### [What is expected]
The entries below are to be returned exactly. Include all of them.

### [Dataset content]
----
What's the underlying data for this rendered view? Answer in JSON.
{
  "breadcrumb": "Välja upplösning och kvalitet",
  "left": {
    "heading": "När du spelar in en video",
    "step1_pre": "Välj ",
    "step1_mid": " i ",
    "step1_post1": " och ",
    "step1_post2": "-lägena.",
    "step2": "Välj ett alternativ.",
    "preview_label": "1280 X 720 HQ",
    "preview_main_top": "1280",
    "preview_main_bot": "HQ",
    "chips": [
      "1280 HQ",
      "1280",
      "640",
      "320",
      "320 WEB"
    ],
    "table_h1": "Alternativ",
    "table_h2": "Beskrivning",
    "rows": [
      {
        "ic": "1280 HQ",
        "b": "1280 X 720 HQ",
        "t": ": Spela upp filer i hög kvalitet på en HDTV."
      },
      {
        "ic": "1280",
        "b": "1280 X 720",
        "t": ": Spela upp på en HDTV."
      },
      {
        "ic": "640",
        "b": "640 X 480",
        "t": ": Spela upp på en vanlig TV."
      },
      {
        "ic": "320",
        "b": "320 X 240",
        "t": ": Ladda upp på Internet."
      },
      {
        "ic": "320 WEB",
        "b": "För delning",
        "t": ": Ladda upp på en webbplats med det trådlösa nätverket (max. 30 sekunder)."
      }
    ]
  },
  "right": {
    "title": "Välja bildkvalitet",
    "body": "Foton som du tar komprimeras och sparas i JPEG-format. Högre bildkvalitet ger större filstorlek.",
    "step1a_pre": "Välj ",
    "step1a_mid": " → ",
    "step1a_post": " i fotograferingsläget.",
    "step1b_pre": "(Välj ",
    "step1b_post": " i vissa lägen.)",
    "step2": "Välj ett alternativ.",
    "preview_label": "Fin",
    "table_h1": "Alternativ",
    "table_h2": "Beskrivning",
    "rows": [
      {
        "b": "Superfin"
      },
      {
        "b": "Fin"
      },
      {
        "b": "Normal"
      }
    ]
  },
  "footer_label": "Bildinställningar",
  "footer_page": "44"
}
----
### [Task answer]
What's the underlying data for this rendered view? Answer in JSON.
{
  "breadcrumb": "Välja upplösning och kvalitet",
  "left": {
    "heading": "När du spelar in en video",
    "step1_pre": "Välj ",
    "step1_mid": " i ",
    "step1_post1": " och ",
    "step1_post2": "-lägena.",
    "step2": "Välj ett alternativ.",
    "preview_label": "1280 X 720 HQ",
    "preview_main_top": "1280",
    "preview_main_bot": "HQ",
    "chips": [
      "1280 HQ",
      "1280",
      "640",
      "320",
      "320 WEB"
    ],
    "table_h1": "Alternativ",
    "table_h2": "Beskrivning",
    "rows": [
      {
        "ic": "1280 HQ",
        "b": "1280 X 720 HQ",
        "t": ": Spela upp filer i hög kvalitet på en HDTV."
      },
      {
        "ic": "1280",
        "b": "1280 X 720",
        "t": ": Spela upp på en HDTV."
      },
      {
        "ic": "640",
        "b": "640 X 480",
        "t": ": Spela upp på en vanlig TV."
      },
      {
        "ic": "320",
        "b": "320 X 240",
        "t": ": Ladda upp på Internet."
      },
      {
        "ic": "320 WEB",
        "b": "För delning",
        "t": ": Ladda upp på en webbplats med det trådlösa nätverket (max. 30 sekunder)."
      }
    ]
  },
  "right": {
    "title": "Välja bildkvalitet",
    "body": "Foton som du tar komprimeras och sparas i JPEG-format. Högre bildkvalitet ger större filstorlek.",
    "step1a_pre": "Välj ",
    "step1a_mid": " → ",
    "step1a_post": " i fotograferingsläget.",
    "step1b_pre": "(Välj ",
    "step1b_post": " i vissa lägen.)",
    "step2": "Välj ett alternativ.",
    "preview_label": "Fin",
    "table_h1": "Alternativ",
    "table_h2": "Beskrivning",
    "rows": [
      {
        "b": "Superfin"
      },
      {
        "b": "Fin"
      },
      {
        "b": "Normal"
      }
    ]
  },
  "footer_label": "Bildinställningar",
  "footer_page": "44"
}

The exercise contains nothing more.